Wednesday, January 18, 2017

National Health Foundation Awarded Nearly $1 Million to Address High Obesity Rates in Historic South Central Los Angeles



National Health Foundation (NHF) was awarded $880,000 from the Los Angeles CountyDepartment of Public Health with funding from the California Department of Public Health and the United States Department of Agriculture. The grant will support the Champions for Change - Healthy Communities Initiative, which aims to reduce the prevalence of obesity among low-income Supplemental Nutrition Assistance Program-Education eligible populations by providing nutrition education, physical activity promotion, and working to create healthier environments for low-income individuals and families where they live, learn, work, play, pray, and shop.

Key efforts under the initiative include teaching fundamental skills such as cooking, reading food labels, shopping on a budget, growing fruits and vegetables, and introducing low-cost and fun ways to be physically active.
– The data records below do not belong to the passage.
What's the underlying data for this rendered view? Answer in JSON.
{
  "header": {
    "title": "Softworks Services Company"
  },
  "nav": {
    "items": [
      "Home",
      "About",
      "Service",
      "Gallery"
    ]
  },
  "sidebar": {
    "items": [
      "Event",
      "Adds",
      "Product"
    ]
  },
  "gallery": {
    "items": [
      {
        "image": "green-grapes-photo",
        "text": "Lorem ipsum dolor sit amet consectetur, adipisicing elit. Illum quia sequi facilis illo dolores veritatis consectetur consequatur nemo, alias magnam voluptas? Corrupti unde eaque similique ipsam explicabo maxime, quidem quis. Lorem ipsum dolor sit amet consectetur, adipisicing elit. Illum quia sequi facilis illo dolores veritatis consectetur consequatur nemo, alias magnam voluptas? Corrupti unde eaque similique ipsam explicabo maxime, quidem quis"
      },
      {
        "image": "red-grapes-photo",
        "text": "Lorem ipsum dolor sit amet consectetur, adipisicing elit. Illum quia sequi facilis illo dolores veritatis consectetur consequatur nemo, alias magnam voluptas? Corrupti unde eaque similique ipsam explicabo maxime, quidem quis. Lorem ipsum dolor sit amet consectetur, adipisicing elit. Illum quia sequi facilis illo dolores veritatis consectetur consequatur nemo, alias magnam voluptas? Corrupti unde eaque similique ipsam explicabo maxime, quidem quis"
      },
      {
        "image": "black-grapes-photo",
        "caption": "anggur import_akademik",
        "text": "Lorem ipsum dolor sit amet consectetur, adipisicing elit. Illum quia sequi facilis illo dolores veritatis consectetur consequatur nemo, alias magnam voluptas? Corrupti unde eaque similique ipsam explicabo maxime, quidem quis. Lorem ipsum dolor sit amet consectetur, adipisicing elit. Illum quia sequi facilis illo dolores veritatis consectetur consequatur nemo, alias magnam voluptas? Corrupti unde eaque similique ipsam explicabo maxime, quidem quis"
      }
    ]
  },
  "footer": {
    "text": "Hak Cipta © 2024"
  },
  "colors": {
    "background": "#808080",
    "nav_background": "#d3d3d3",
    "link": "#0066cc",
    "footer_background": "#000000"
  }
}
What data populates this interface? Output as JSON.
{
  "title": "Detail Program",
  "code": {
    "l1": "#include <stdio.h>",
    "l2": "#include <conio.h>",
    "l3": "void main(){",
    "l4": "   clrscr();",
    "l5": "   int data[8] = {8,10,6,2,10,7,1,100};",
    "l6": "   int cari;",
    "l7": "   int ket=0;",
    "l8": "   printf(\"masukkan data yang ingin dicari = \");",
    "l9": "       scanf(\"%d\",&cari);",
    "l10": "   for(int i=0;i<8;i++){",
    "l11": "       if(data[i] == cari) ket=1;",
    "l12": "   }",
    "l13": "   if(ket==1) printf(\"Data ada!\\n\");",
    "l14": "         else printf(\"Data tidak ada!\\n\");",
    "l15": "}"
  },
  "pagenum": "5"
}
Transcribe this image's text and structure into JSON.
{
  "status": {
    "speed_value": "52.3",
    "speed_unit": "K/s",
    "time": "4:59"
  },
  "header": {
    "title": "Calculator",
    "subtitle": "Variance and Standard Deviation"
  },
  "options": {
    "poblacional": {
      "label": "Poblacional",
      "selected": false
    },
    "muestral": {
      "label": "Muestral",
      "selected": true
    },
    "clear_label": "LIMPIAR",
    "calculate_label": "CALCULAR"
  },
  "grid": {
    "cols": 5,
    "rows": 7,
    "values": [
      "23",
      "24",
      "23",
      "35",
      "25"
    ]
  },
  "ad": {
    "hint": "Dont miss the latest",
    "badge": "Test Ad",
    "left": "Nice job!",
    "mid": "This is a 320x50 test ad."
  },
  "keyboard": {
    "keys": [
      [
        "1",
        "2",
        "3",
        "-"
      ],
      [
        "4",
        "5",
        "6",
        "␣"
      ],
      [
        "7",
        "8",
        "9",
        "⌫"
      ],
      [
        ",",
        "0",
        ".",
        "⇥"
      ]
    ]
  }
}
In addition, champions in communities throughout the County will be identified to help improve access to healthier foods and increase opportunities to be physical active in a variety of settings, including early childcare centers, schools, faith-based organizations, corner stores, parks, worksites, and cities.   

“National Health Foundation is pleased to be a part of this County-wide initiative, as we are committed to improving underserved communities by taking actions on the social determinants of health,” explained Kelly Bruno, MSW, President/CEO, National Health Foundation. “We are working toward making notable changes in the community by working with students in schools, local corner stores and community partners to make healthier foods more affordable and available as well as identify ways to integrate physical activity into the day to improve the overall health for families in South Central LA.” 

According to the LA County: A Cities andCommunities Health Report, obesity-related chronic illnesses continue to rank among the top ten leading causes of premature death, including heart disease, stroke, and diabetes. While the obesity epidemic continues to impact virtually all population groups, roughly 29% of children and 37% of adults in South Central LA are obese, which is significantly higher than the rest of Los Angeles County. LA County black and Latino resident’s fair worse when it comes to obesity and obesity-related illnesses compared to whites and Asians. Thirty-two percent of Latinos and thirty one percent of blacks are obese in LA County, compared to 18% of whites and 8% of Asians. When it comes to South Central Los Angeles black and Latino residents, who make up 10% and 87% of the population respectively, the situation is no different. 


Reducing obesity is a priority of Public Health and a key objective of the Champions for Change - Healthy Communities Initiative,” said Jeffrey Gunzenhauser, Interim Health Officer of Los Angeles County. “By investing in our communities and the people that we serve, we are hopeful that we can make impactful, long-lasting changes for better health outcomes.”